This is the second of a three-part series discussing legal steps an entrepreneur, business owner or professional should take when starting and growing a business.
Living with your contract means knowing what your business contracts say, and conducting your business consistent with the terms of these agreements. Whether you are starting or growing a business, well-drafted written contracts are critical to your success. Too many business owners rely on “form” or “template” contracts obtained from the internet, an office supply store, or other businesses in their industry. However, when it comes to contracts—one size does not fit all.
Contract law is all about the intent of the parties. In the event of a dispute, it comes down to proving to an arbitrator, judge or jury what the parties intended and how the contract was to be performed. What many business owners do not realize is that, if they present a contract to someone that contains an ambiguity, (meaning that a reasonable person could read a particular provision more than one way), the least favorable interpretation will be used against the business owner as the drafting party.
Unfortunately, many people never read the contract until there is a dispute. At that point, people ask, “What does the contract say about that?” Critical contract provisions include the following:
- Integration Clause. The “integration clause” of a contract states that the written document constitutes the “entire agreement of the parties.” All prior negotiations are deemed to be contained in the written document, such that, in the event of a dispute, an arbitrator, judge or jury is limited to the “four corners” of the contract to determine the intent of the parties.
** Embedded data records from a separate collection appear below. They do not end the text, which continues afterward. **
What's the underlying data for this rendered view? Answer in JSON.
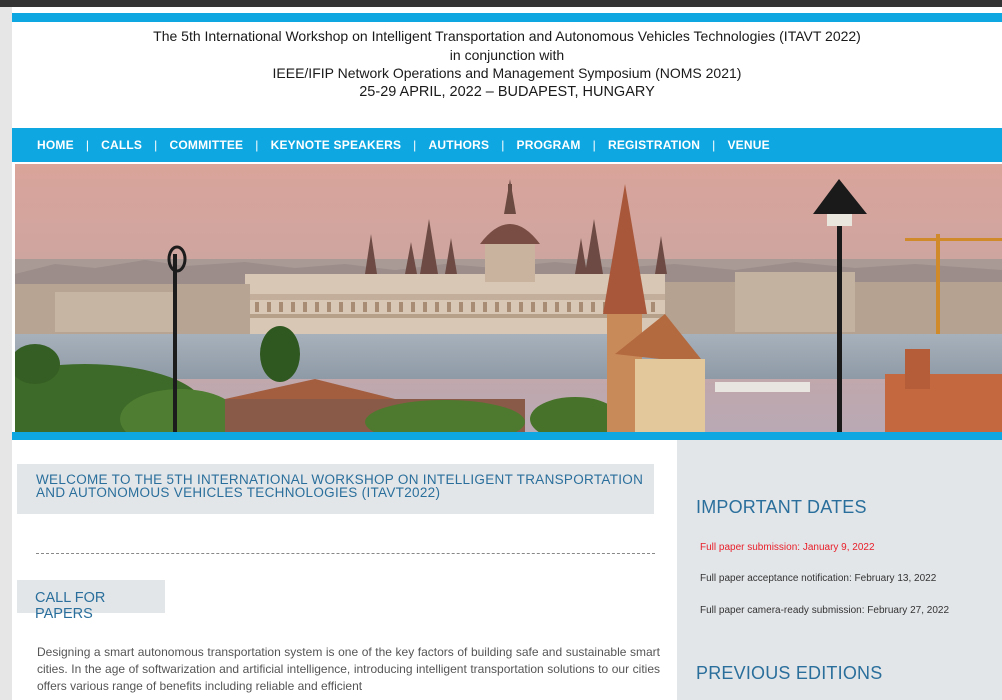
{
  "header": {
    "line1": "The 5th International Workshop on Intelligent Transportation and Autonomous Vehicles Technologies (ITAVT 2022)",
    "line2": "in conjunction with",
    "line3": "IEEE/IFIP Network Operations and Management Symposium (NOMS 2021)",
    "line4": "25-29 APRIL, 2022 – BUDAPEST, HUNGARY"
  },
  "nav": {
    "items": [
      "HOME",
      "CALLS",
      "COMMITTEE",
      "KEYNOTE SPEAKERS",
      "AUTHORS",
      "PROGRAM",
      "REGISTRATION",
      "VENUE"
    ],
    "separator": "|"
  },
  "main": {
    "welcome_title": "WELCOME TO THE 5TH INTERNATIONAL WORKSHOP ON INTELLIGENT TRANSPORTATION AND AUTONOMOUS VEHICLES TECHNOLOGIES (ITAVT2022)",
    "cfp_title": "CALL FOR PAPERS",
    "cfp_text": "Designing a smart autonomous transportation system is one of the key factors of building safe and sustainable smart cities. In the age of softwarization and artificial intelligence, introducing intelligent transportation solutions to our cities offers various range of benefits including reliable and efficient"
  },
  "sidebar": {
    "important_dates_title": "IMPORTANT DATES",
    "dates": [
      "Full paper submission: January 9, 2022",
      "Full paper acceptance notification: February 13, 2022",
      "Full paper camera-ready submission: February 27, 2022"
    ],
    "previous_editions_title": "PREVIOUS EDITIONS"
  },
  "colors": {
    "accent": "#0ea7e1",
    "heading": "#2a6f9c",
    "highlight_date": "#e8202a",
    "panel": "#e3e6e9"
  }
}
This clause presents a particular problem where someone promises to do something before the contract is signed, but that promise is not contained in the final agreement signed by the parties. Living with your contract means taking the time to be sure that everything that is promised is in the contract before you sign.
- Amendment. As with any relationship, things change as you get to know one another. As circumstances change, so must your contract. Many template contracts provide that, once the contract is signed, it may not be modified or amended, except in a “writing signed by all parties.” This clause becomes a particular problem where business is conducted by telephone or e-mail. Living with your contract means taking the time to be sure everyone signs a written amendment before additional work is conducted.
- Attorney’s Fees. If your agreement is not in writing, or your written agreement does not include an “attorney’s fees” provision, you may not be able to recover your cost of hiring an attorney to enforce the terms of your contract. In California, if you file a lawsuit and win, you are entitled to recover damages, as well as your litigation costs. You are not generally permitted to recover your attorney’s fees, unless you have a written contract that provides for the recovery of attorney’s fees. Living with your contract means ensuring that your contract provides that you will recover your attorney’s fees if you prevail in a lawsuit, or if you simply need to take action to collect.
Form or template contracts can be a good starting point when putting together business contracts. That being said, it is advisable to review your contracts with a business law attorney familiar with drafting contracts, and to customize contracts for your business that you can live with, before you give them to someone to sign.